To some degree, everyone breaks the law. Often, it’s simply because they don’t think it’s a big deal. Someone who is driving 70 miles per hour in a 55-MPH zone knows that they’re supposed to slow down, but they’re in a hurry and they decide that it’s worth it.
But what about more high-profile crimes, like breaking and entering or theft? What are some of the reasons people commit crimes, even knowing that what they’re doing is illegal? Researchers say there are three main categories of reasons:
- Biological factors
- Psychological factors
- Social factors
Biological factors include an underdeveloped prefrontal cortex. Since it doesn’t stop developing until the mid-20s, this may help to explain why young people often commit crimes.
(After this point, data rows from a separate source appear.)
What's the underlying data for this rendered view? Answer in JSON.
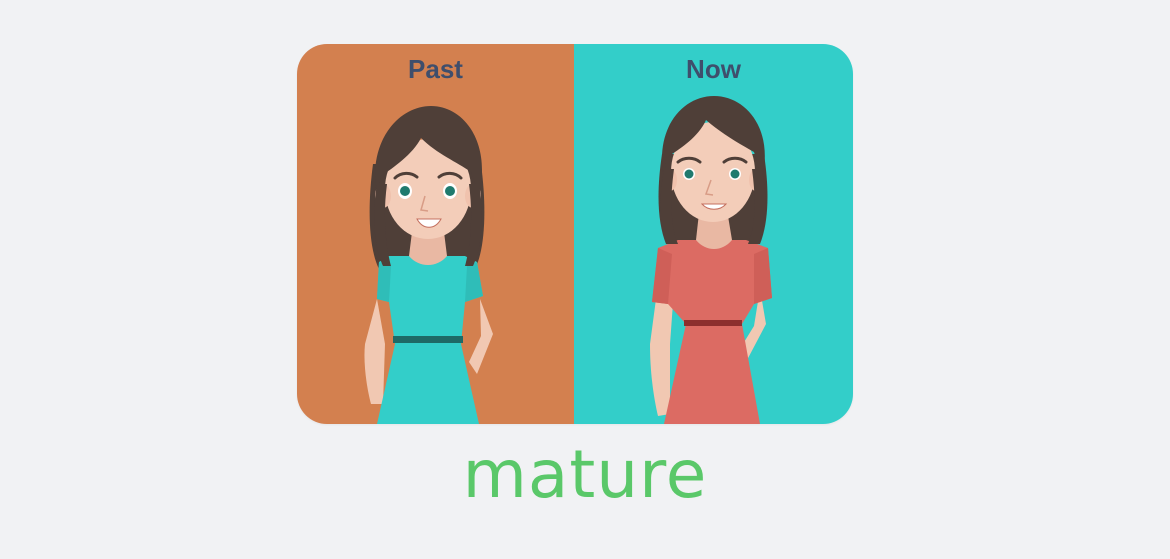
{
  "card": {
    "past_label": "Past",
    "now_label": "Now"
  },
  "word": "mature",
  "colors": {
    "past_background": "#d3804f",
    "now_background": "#33cec9",
    "label_text": "#3f4e6c",
    "word_text": "#5ac869",
    "page_background": "#f1f2f4"
  }
}
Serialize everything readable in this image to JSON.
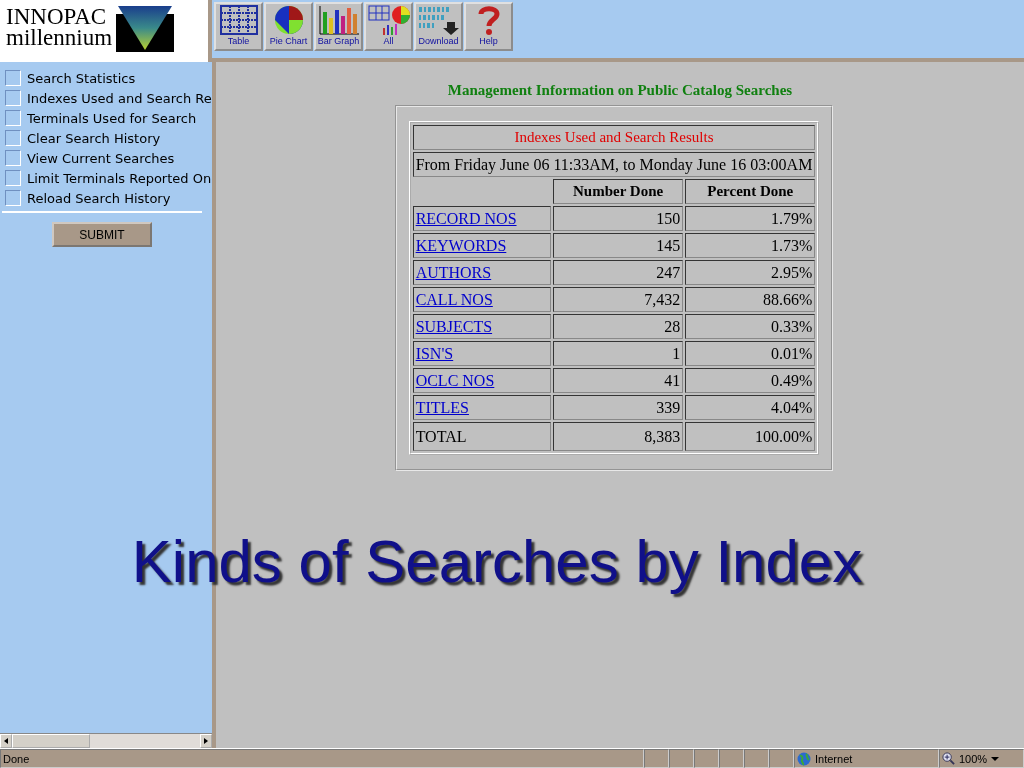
{
  "logo": {
    "line1": "INNOPAC",
    "line2": "millennium"
  },
  "toolbar": [
    {
      "label": "Table",
      "kind": "table"
    },
    {
      "label": "Pie Chart",
      "kind": "pie"
    },
    {
      "label": "Bar Graph",
      "kind": "bar"
    },
    {
      "label": "All",
      "kind": "all"
    },
    {
      "label": "Download",
      "kind": "download"
    },
    {
      "label": "Help",
      "kind": "help"
    }
  ],
  "sidebar": {
    "items": [
      {
        "label": "Search Statistics",
        "checked": false
      },
      {
        "label": "Indexes Used and Search Re",
        "checked": false
      },
      {
        "label": "Terminals Used for Search",
        "checked": false
      },
      {
        "label": "Clear Search History",
        "checked": false
      },
      {
        "label": "View Current Searches",
        "checked": false
      },
      {
        "label": "Limit Terminals Reported On",
        "checked": false
      },
      {
        "label": "Reload Search History",
        "checked": false
      }
    ],
    "submit": "SUBMIT"
  },
  "report": {
    "heading": "Management Information on Public Catalog Searches",
    "table": {
      "title": "Indexes Used and Search Results",
      "period": "From Friday June 06 11:33AM, to Monday June 16 03:00AM",
      "columns": [
        "Number Done",
        "Percent Done"
      ],
      "rows": [
        {
          "kind": "link",
          "index": "RECORD NOS",
          "number": "150",
          "percent": "1.79%"
        },
        {
          "kind": "link",
          "index": "KEYWORDS",
          "number": "145",
          "percent": "1.73%"
        },
        {
          "kind": "link",
          "index": "AUTHORS",
          "number": "247",
          "percent": "2.95%"
        },
        {
          "kind": "link",
          "index": "CALL NOS",
          "number": "7,432",
          "percent": "88.66%"
        },
        {
          "kind": "link",
          "index": "SUBJECTS",
          "number": "28",
          "percent": "0.33%"
        },
        {
          "kind": "link",
          "index": "ISN'S",
          "number": "1",
          "percent": "0.01%"
        },
        {
          "kind": "link",
          "index": "OCLC NOS",
          "number": "41",
          "percent": "0.49%"
        },
        {
          "kind": "link",
          "index": "TITLES",
          "number": "339",
          "percent": "4.04%"
        },
        {
          "kind": "total",
          "index": "TOTAL",
          "number": "8,383",
          "percent": "100.00%"
        }
      ]
    }
  },
  "caption": "Kinds of Searches by Index",
  "status_bar": {
    "text": "Done",
    "zone": "Internet",
    "zoom": "100%"
  }
}
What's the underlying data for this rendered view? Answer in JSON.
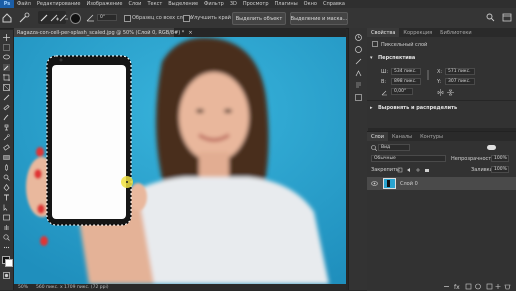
{
  "app": {
    "logo": "Ps"
  },
  "menu": [
    "Файл",
    "Редактирование",
    "Изображение",
    "Слои",
    "Текст",
    "Выделение",
    "Фильтр",
    "3D",
    "Просмотр",
    "Плагины",
    "Окно",
    "Справка"
  ],
  "options": {
    "angle_value": "0°",
    "sample_all_layers": "Образец со всех слоев",
    "enhance_edge": "Улучшить край",
    "select_subject": "Выделить объект",
    "select_and_mask": "Выделение и маска..."
  },
  "document": {
    "tab_title": "Ragazza-con-cell-per-splash_scaled.jpg @ 50% (Слой 0, RGB/8#) *",
    "tab_close": "×",
    "zoom": "50%",
    "doc_info": "560 пикс. x 1709 пикс. (72 ppi)"
  },
  "properties": {
    "tabs": [
      "Свойства",
      "Коррекция",
      "Библиотеки"
    ],
    "active_tab": 0,
    "layer_type": "Пиксельный слой",
    "transform_section": "Перспектива",
    "w_label": "Ш:",
    "w_value": "534 пикс.",
    "x_label": "X:",
    "x_value": "571 пикс.",
    "h_label": "В:",
    "h_value": "898 пикс.",
    "y_label": "Y:",
    "y_value": "307 пикс.",
    "angle_value": "0,00°",
    "align_section": "Выровнять и распределить"
  },
  "layers": {
    "tabs": [
      "Слои",
      "Каналы",
      "Контуры"
    ],
    "active_tab": 0,
    "filter_kind": "Вид",
    "blend_mode": "Обычные",
    "opacity_label": "Непрозрачность:",
    "opacity_value": "100%",
    "lock_label": "Закрепить:",
    "fill_label": "Заливка:",
    "fill_value": "100%",
    "items": [
      {
        "name": "Слой 0"
      }
    ]
  },
  "colors": {
    "accent": "#29a3cf",
    "panel": "#323232",
    "selected_layer": "#4a4a4a"
  }
}
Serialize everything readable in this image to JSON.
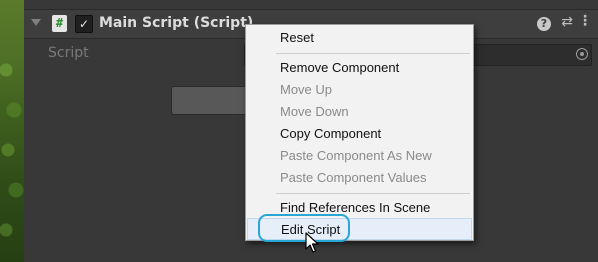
{
  "component": {
    "script_icon": "#",
    "script_icon_name": "csharp-script-icon",
    "enabled_check": "✓",
    "title": "Main Script (Script)",
    "help_icon": "?",
    "preset_icon": "⇄",
    "more_icon": "⋮"
  },
  "script_property": {
    "label": "Script"
  },
  "context_menu": {
    "items": [
      {
        "label": "Reset",
        "enabled": true
      },
      {
        "label": "Remove Component",
        "enabled": true
      },
      {
        "label": "Move Up",
        "enabled": false
      },
      {
        "label": "Move Down",
        "enabled": false
      },
      {
        "label": "Copy Component",
        "enabled": true
      },
      {
        "label": "Paste Component As New",
        "enabled": false
      },
      {
        "label": "Paste Component Values",
        "enabled": false
      },
      {
        "label": "Find References In Scene",
        "enabled": true
      },
      {
        "label": "Edit Script",
        "enabled": true,
        "highlighted": true
      }
    ]
  },
  "colors": {
    "focus_ring": "#2aa6d6",
    "menu_bg": "#f2f2f2",
    "inspector_bg": "#383838"
  }
}
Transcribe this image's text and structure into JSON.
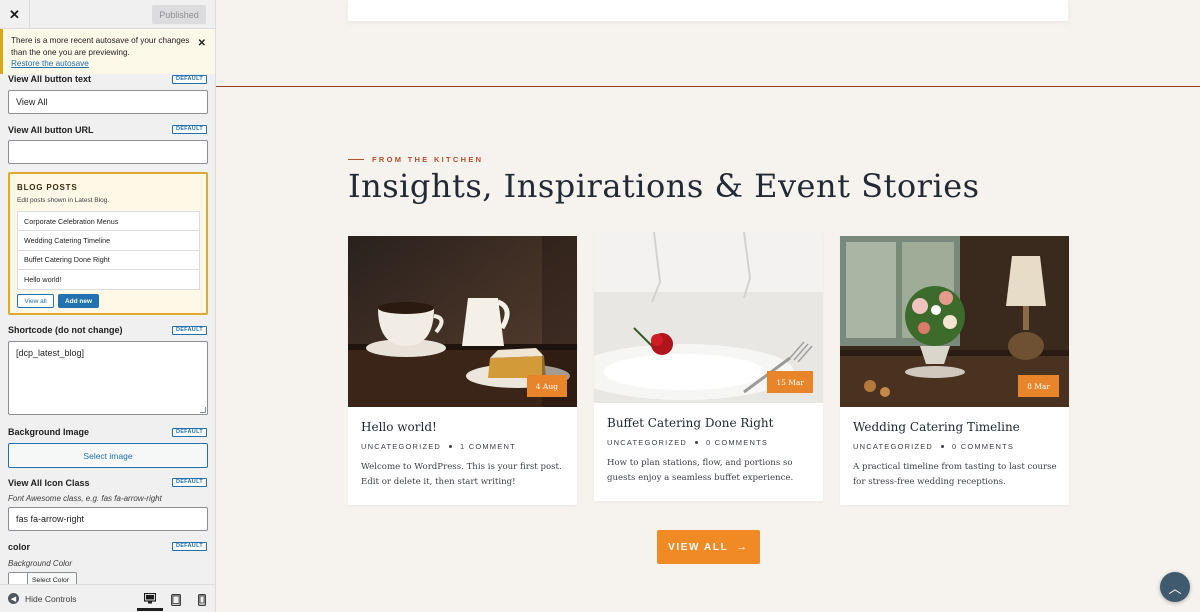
{
  "topbar": {
    "close_icon": "close-icon",
    "publish_label": "Published"
  },
  "notice": {
    "text": "There is a more recent autosave of your changes than the one you are previewing.",
    "link": "Restore the autosave"
  },
  "default_badge": "DEFAULT",
  "controls": {
    "view_all_text": {
      "label": "View All button text",
      "value": "View All"
    },
    "view_all_url": {
      "label": "View All button URL",
      "value": ""
    },
    "blog_posts": {
      "title": "BLOG POSTS",
      "subtitle": "Edit posts shown in Latest Blog.",
      "posts": [
        "Corporate Celebration Menus",
        "Wedding Catering Timeline",
        "Buffet Catering Done Right",
        "Hello world!"
      ],
      "view_all": "View all",
      "add_new": "Add new"
    },
    "shortcode": {
      "label": "Shortcode (do not change)",
      "value": "[dcp_latest_blog]"
    },
    "background_image": {
      "label": "Background Image",
      "button": "Select image"
    },
    "icon_class": {
      "label": "View All Icon Class",
      "hint": "Font Awesome class, e.g. fas fa-arrow-right",
      "value": "fas fa-arrow-right"
    },
    "color": {
      "label": "color",
      "sub_label": "Background Color",
      "button": "Select Color"
    }
  },
  "footer": {
    "hide_controls": "Hide Controls",
    "devices": [
      "desktop-icon",
      "tablet-icon",
      "mobile-icon"
    ]
  },
  "preview": {
    "eyebrow": "FROM THE KITCHEN",
    "heading": "Insights, Inspirations & Event Stories",
    "cards": [
      {
        "title": "Hello world!",
        "date": "4 Aug",
        "category": "UNCATEGORIZED",
        "comments": "1 COMMENT",
        "excerpt": "Welcome to WordPress. This is your first post. Edit or delete it, then start writing!"
      },
      {
        "title": "Buffet Catering Done Right",
        "date": "15 Mar",
        "category": "UNCATEGORIZED",
        "comments": "0 COMMENTS",
        "excerpt": "How to plan stations, flow, and portions so guests enjoy a seamless buffet experience."
      },
      {
        "title": "Wedding Catering Timeline",
        "date": "8 Mar",
        "category": "UNCATEGORIZED",
        "comments": "0 COMMENTS",
        "excerpt": "A practical timeline from tasting to last course for stress-free wedding receptions."
      }
    ],
    "view_all_button": "VIEW ALL",
    "accent_color": "#f08a24",
    "heading_color": "#222a35"
  }
}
Older individuals may have a damaged prefrontal cortex.
Psychological factors could revolve around learned behaviors. For instance, children learn extensively from their parents and watch their every move. If the parents engage in illegal activity or make it clear that doing so is acceptable, children can then learn that behavior and grow up to engage in it themselves.
Social factors include being apparently trapped in a cycle of poor housing, few educational opportunities and financial disadvantages. This may drive crimes like theft, for instance, or drug sales. It is really a product of people trying to find financial options that are denied to them in their current social group.
These are far from the only reasons, but they can influence why crime happens. It’s important for those who end up facing charges to know what legal defense options they have. With the right options, they can work toward a more positive future.